Whenever I want to sanity check my own thoughts and opinions about the modern approach to sales, I seek the input of buyers and people like Steven Ward whom has a keen interest in Sales from a CIOs perspective. Two other well-know people on LinkedIn whom I regularly seek the counsel of are Michelle Redfern and Derek Wyszynski both of whom have an acute understanding of what it’s like to be in sales (in recent times), but most importantly, what it’s like to be sat opposite the seller as a professional buyer.

Some of you will also have heard me refer to HubSpot, which I continue to hold up as a great template for the modern approach to sales - again, I’m not being paid to endorse HubSpot – just credit where credit is due. HubSpot’s approach to 'sales' is beautifully explained by the man that designed it – Mark Roberge. Mark has written a great book that every sales person should read – The Sales Acceleration Formula, and this book describes how the entire HubSpot business approach has been developed around the buyers context and interests. 

It’s these buyer-centric opinions that I cherish the most. Thus, rather than just asking a sales thought leader about what you should be doing, go and ask a buyer in your industry some of the following:

  • What does an ideal buying journey look like for you?
  • How do you measure your successful vendor relationships?
  • Can you give me an example of an exemplary experience you had with a vendor?
  • What is your preferred way of doing business with vendors? Pre and post-sale?
  • What role do you expect your vendor sales person to play – pre and post sale?
  • How do you arrange your vendor stack?
  • Do you have a staged approach to bringing new vendors on board, and if so, what does that look like?
  • Do you have any policies in place for blocking or on-boarding new vendors?
  • Are you in the process (like many businesses) of rationalizing vendors?

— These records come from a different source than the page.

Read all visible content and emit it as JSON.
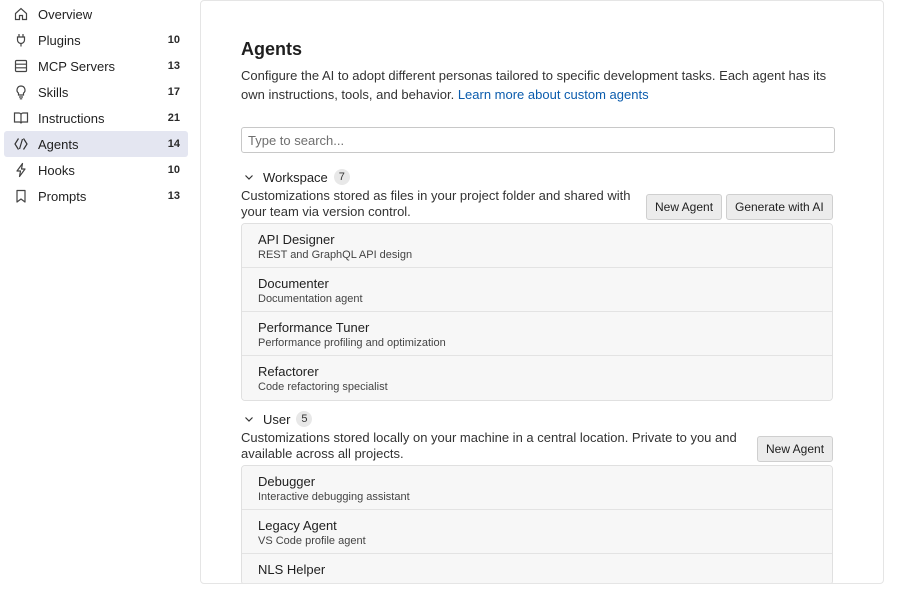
{
  "sidebar": {
    "items": [
      {
        "label": "Overview",
        "count": "",
        "icon": "home-icon"
      },
      {
        "label": "Plugins",
        "count": "10",
        "icon": "plug-icon"
      },
      {
        "label": "MCP Servers",
        "count": "13",
        "icon": "server-icon"
      },
      {
        "label": "Skills",
        "count": "17",
        "icon": "lightbulb-icon"
      },
      {
        "label": "Instructions",
        "count": "21",
        "icon": "book-icon"
      },
      {
        "label": "Agents",
        "count": "14",
        "icon": "agent-icon",
        "active": true
      },
      {
        "label": "Hooks",
        "count": "10",
        "icon": "lightning-icon"
      },
      {
        "label": "Prompts",
        "count": "13",
        "icon": "bookmark-icon"
      }
    ]
  },
  "main": {
    "title": "Agents",
    "description": "Configure the AI to adopt different personas tailored to specific development tasks. Each agent has its own instructions, tools, and behavior.",
    "learn_more": "Learn more about custom agents",
    "search_placeholder": "Type to search..."
  },
  "workspace": {
    "title": "Workspace",
    "count": "7",
    "description": "Customizations stored as files in your project folder and shared with your team via version control.",
    "new_agent": "New Agent",
    "generate": "Generate with AI",
    "items": [
      {
        "title": "API Designer",
        "subtitle": "REST and GraphQL API design"
      },
      {
        "title": "Documenter",
        "subtitle": "Documentation agent"
      },
      {
        "title": "Performance Tuner",
        "subtitle": "Performance profiling and optimization"
      },
      {
        "title": "Refactorer",
        "subtitle": "Code refactoring specialist"
      }
    ]
  },
  "user": {
    "title": "User",
    "count": "5",
    "description": "Customizations stored locally on your machine in a central location. Private to you and available across all projects.",
    "new_agent": "New Agent",
    "items": [
      {
        "title": "Debugger",
        "subtitle": "Interactive debugging assistant"
      },
      {
        "title": "Legacy Agent",
        "subtitle": "VS Code profile agent"
      },
      {
        "title": "NLS Helper",
        "subtitle": ""
      }
    ]
  },
  "colors": {
    "accent_link": "#0b5cad",
    "active_nav_bg": "#e4e6f1"
  }
}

The answers to these questions are the ‘ground rules’ on how your buyers WANT YOU TO ENGAGE. And yes, it varies for every business however, without a clear understanding of these specific ground rules, how can you possibly expect to be able to play the game effectively? That is, before you default straight into your standard old linear sales routine of “qualifying-solution design-proposal-negotiation-close”, you might want to understand the extent to which any part of YOUR sales process is even relevant or congruent with how your buyer prefers to buy. Trust me, buyers could care less about the process that you may want to drive.

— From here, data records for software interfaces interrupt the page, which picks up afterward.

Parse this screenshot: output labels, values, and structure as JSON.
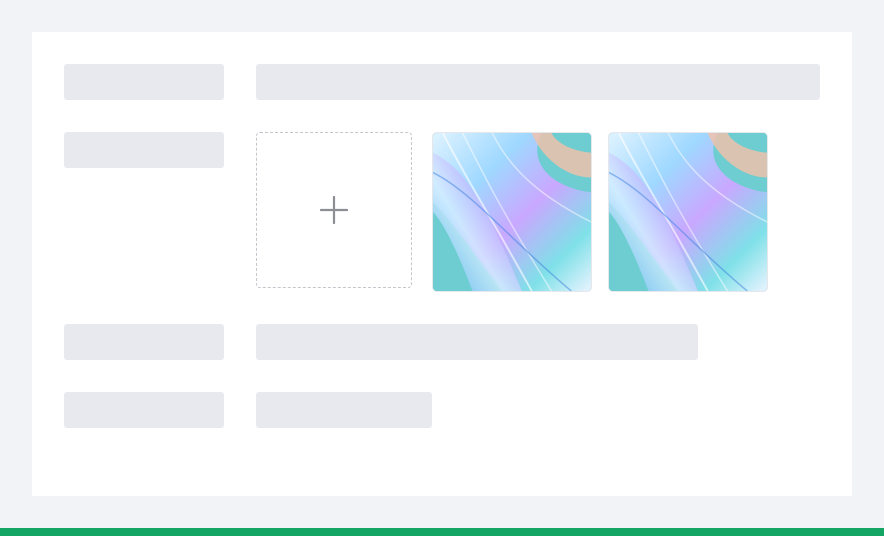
{
  "form": {
    "upload_button": {
      "icon": "plus-icon"
    },
    "thumbnails": [
      {
        "image": "iridescent-abstract-image"
      },
      {
        "image": "iridescent-abstract-image"
      }
    ]
  },
  "colors": {
    "page_background": "#f2f3f7",
    "card_background": "#ffffff",
    "skeleton": "#e7e9ee",
    "upload_border": "#c4c6cc",
    "plus_icon": "#8c8e94",
    "accent_bar": "#14a463"
  }
}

In short, as the main pic for this post satirically suggests, do not listen to sales thought leaders UNLESS they can demonstrate that their opinions actually reflect the modern buyer context. Far too many sales guru's are stuck in the past selling ‘sales optimization’ when they should be selling ‘buying optimization’.

Once again, if you have any doubts here then just go and speak with your buyers. It’s their viewpoints that matter when it comes to designing and executing your sales approach.